** SUPPLIED DATA follows **

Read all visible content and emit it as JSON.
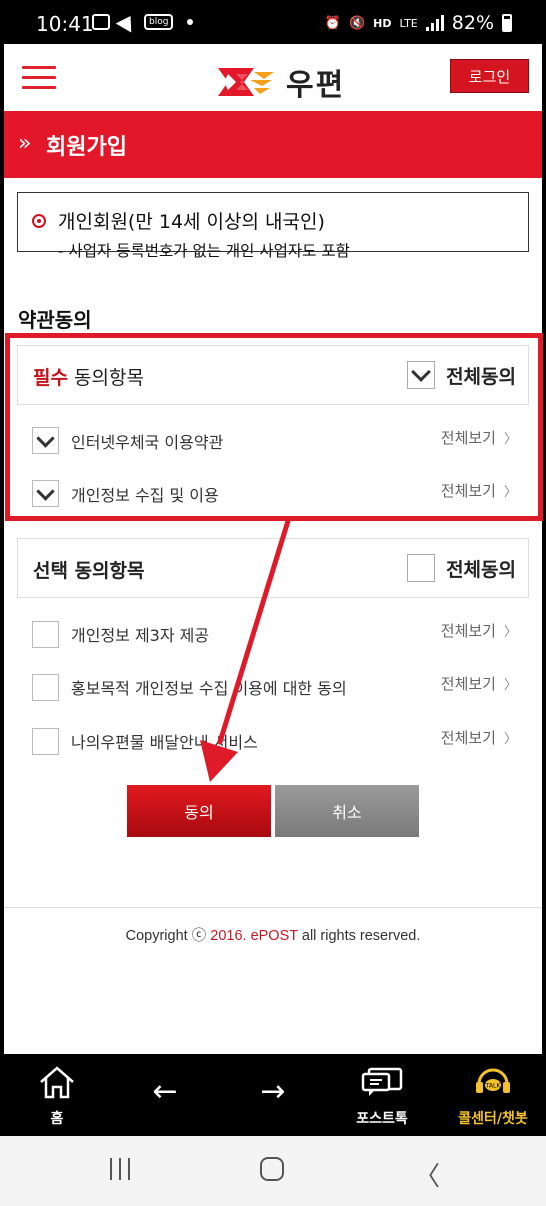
{
  "status_bar": {
    "time": "10:41",
    "blog_label": "blog",
    "hd_label": "HD",
    "lte_label": "LTE",
    "battery": "82%"
  },
  "header": {
    "logo_text": "우편",
    "login_label": "로그인"
  },
  "title_bar": {
    "chevron": "»",
    "title": "회원가입"
  },
  "member_type": {
    "title": "개인회원(만 14세 이상의 내국인)",
    "subtitle": "- 사업자 등록번호가 없는 개인 사업자도 포함"
  },
  "agreement": {
    "heading": "약관동의",
    "required": {
      "title_prefix": "필수",
      "title_suffix": " 동의항목",
      "all_label": "전체동의",
      "all_checked": true,
      "items": [
        {
          "label": "인터넷우체국 이용약관",
          "view": "전체보기",
          "checked": true
        },
        {
          "label": "개인정보 수집 및 이용",
          "view": "전체보기",
          "checked": true
        }
      ]
    },
    "optional": {
      "title": "선택 동의항목",
      "all_label": "전체동의",
      "all_checked": false,
      "items": [
        {
          "label": "개인정보 제3자 제공",
          "view": "전체보기",
          "checked": false
        },
        {
          "label": "홍보목적 개인정보 수집 이용에 대한 동의",
          "view": "전체보기",
          "checked": false
        },
        {
          "label": "나의우편물 배달안내 서비스",
          "view": "전체보기",
          "checked": false
        }
      ]
    }
  },
  "buttons": {
    "agree": "동의",
    "cancel": "취소"
  },
  "footer": {
    "copyright_prefix": "Copyright ⓒ ",
    "copyright_year": "2016. ePOST",
    "copyright_suffix": " all rights reserved."
  },
  "app_nav": {
    "home": "홈",
    "back": "←",
    "forward": "→",
    "posttalk": "포스트톡",
    "callcenter": "콜센터/챗봇"
  },
  "colors": {
    "brand_red": "#e3172a",
    "highlight_red": "#e01b29",
    "callcenter_yellow": "#f2c12e"
  }
}
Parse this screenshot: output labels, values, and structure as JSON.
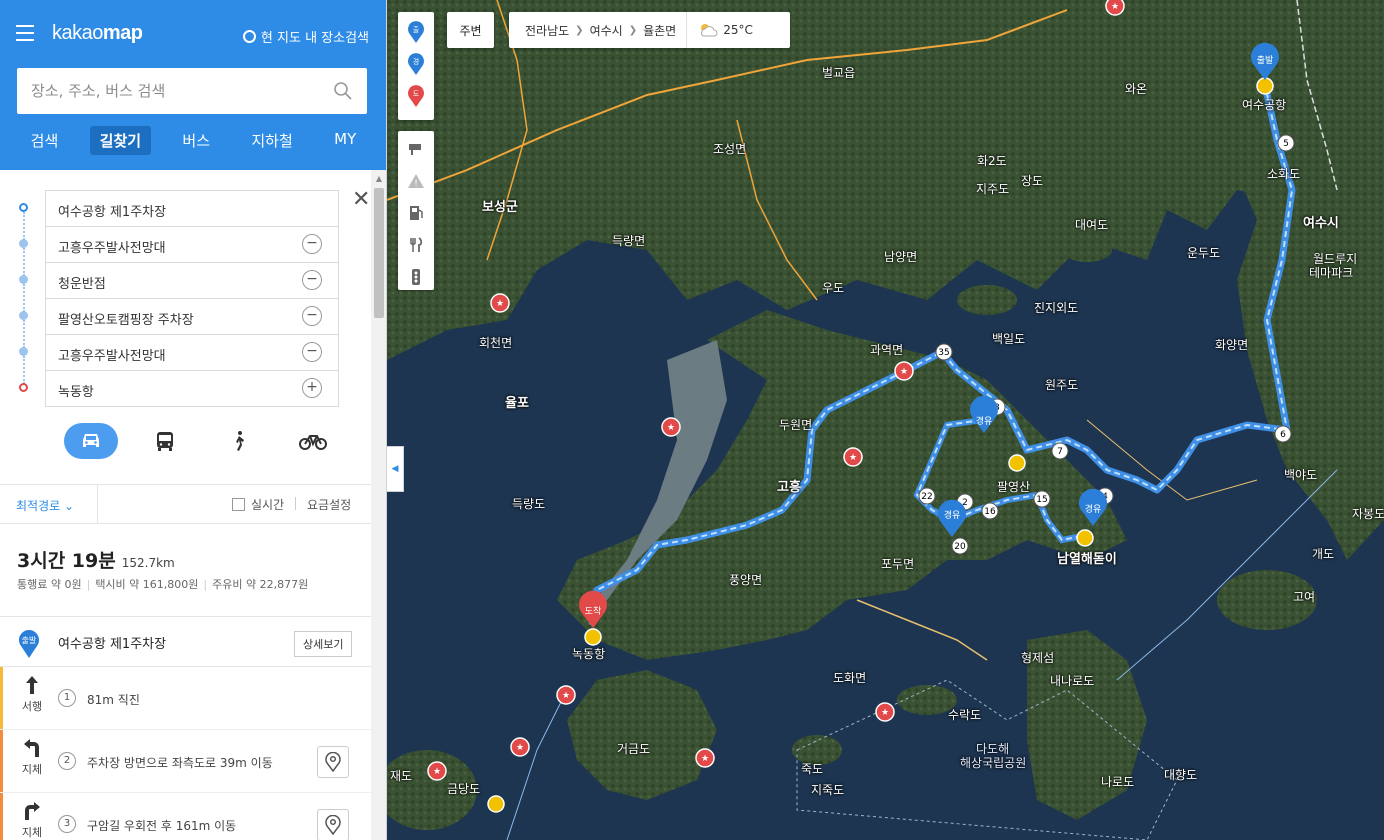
{
  "app": {
    "logo_a": "kakao",
    "logo_b": "map",
    "current_area_search": "현 지도 내 장소검색"
  },
  "search": {
    "placeholder": "장소, 주소, 버스 검색"
  },
  "tabs": [
    {
      "label": "검색"
    },
    {
      "label": "길찾기",
      "active": true
    },
    {
      "label": "버스"
    },
    {
      "label": "지하철"
    },
    {
      "label": "MY"
    }
  ],
  "waypoints": [
    {
      "name": "여수공항 제1주차장",
      "type": "start",
      "button": ""
    },
    {
      "name": "고흥우주발사전망대",
      "type": "via",
      "button": "−"
    },
    {
      "name": "청운반점",
      "type": "via",
      "button": "−"
    },
    {
      "name": "팔영산오토캠핑장 주차장",
      "type": "via",
      "button": "−"
    },
    {
      "name": "고흥우주발사전망대",
      "type": "via",
      "button": "−"
    },
    {
      "name": "녹동항",
      "type": "end",
      "button": "+"
    }
  ],
  "route_options": {
    "selected": "최적경로",
    "realtime": "실시간",
    "fare_settings": "요금설정"
  },
  "summary": {
    "time": "3시간 19분",
    "distance": "152.7km",
    "toll": "통행료 약 0원",
    "taxi": "택시비 약 161,800원",
    "fuel": "주유비 약 22,877원"
  },
  "start_step": {
    "badge": "출발",
    "name": "여수공항 제1주차장",
    "detail_button": "상세보기"
  },
  "steps": [
    {
      "num": "1",
      "dir_label": "서행",
      "text": "81m 직진",
      "has_view": false
    },
    {
      "num": "2",
      "dir_label": "지체",
      "text": "주차장 방면으로 좌측도로 39m 이동",
      "has_view": true
    },
    {
      "num": "3",
      "dir_label": "지체",
      "text": "구암길 우회전 후 161m 이동",
      "has_view": true
    }
  ],
  "map_toolbar": {
    "nearby": "주변",
    "breadcrumb": [
      "전라남도",
      "여수시",
      "율촌면"
    ],
    "temperature": "25°C",
    "route_tools": [
      "출",
      "경",
      "도"
    ]
  },
  "map_labels": {
    "boseong": "보성군",
    "hwacheon": "회천면",
    "yulpo": "율포",
    "deukryangdo": "득량도",
    "goheung": "고흥",
    "nokdong_port": "녹동항",
    "geogeumdo": "거금도",
    "geumdang": "금당도",
    "jaedo": "재도",
    "palyeongsan": "팔영산",
    "namyeol": "남열해돋이",
    "yeosu_si": "여수시",
    "waon": "와온",
    "daeyeodo": "대여도",
    "baegildo": "백일도",
    "jinjiwoedo": "진지외도",
    "wonjudo": "원주도",
    "naenarodo": "내나로도",
    "narodo": "나로도",
    "daehangdo": "대향도",
    "hyeongjeseom": "형제섬",
    "suracdo": "수락도",
    "dadohae": "다도해",
    "dadohae2": "해상국립공원",
    "jukdo": "죽도",
    "jijukdo": "지죽도",
    "gaedo": "개도",
    "goyeo": "고여",
    "woldo": "운두도",
    "woohado": "우도",
    "jajudo": "지주도",
    "jangdo": "장도",
    "hwado": "화2도",
    "podumyeon": "포두면",
    "dohwamyeon": "도화면",
    "yamyeon": "백야도",
    "woldeurirujo": "월드루지",
    "themepark": "테마파크",
    "yeosuport": "여수공항",
    "pungyang": "풍양면",
    "duwon": "두원면",
    "gwayeok": "과역면",
    "namyangmyeon": "남양면",
    "sohwado": "소화도",
    "jabongdo": "자봉도",
    "hwayangmyeon": "화양면",
    "beolgyo": "벌교읍",
    "joseongmyeon": "조성면",
    "deungryang": "득량면"
  },
  "markers": {
    "start": "출발",
    "via": "경유",
    "end": "도착"
  },
  "route_numbers": [
    "35",
    "3",
    "7",
    "15",
    "4",
    "16",
    "2",
    "22",
    "20",
    "6",
    "5"
  ],
  "colors": {
    "brand": "#2e8ce6",
    "route": "#4fa3f7",
    "start_pin": "#2b7fd8",
    "end_pin": "#e24a4a",
    "toll_road": "#f0a53a"
  }
}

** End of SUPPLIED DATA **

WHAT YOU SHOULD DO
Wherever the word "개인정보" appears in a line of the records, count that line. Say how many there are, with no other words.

RESULT OF THIS TASK
3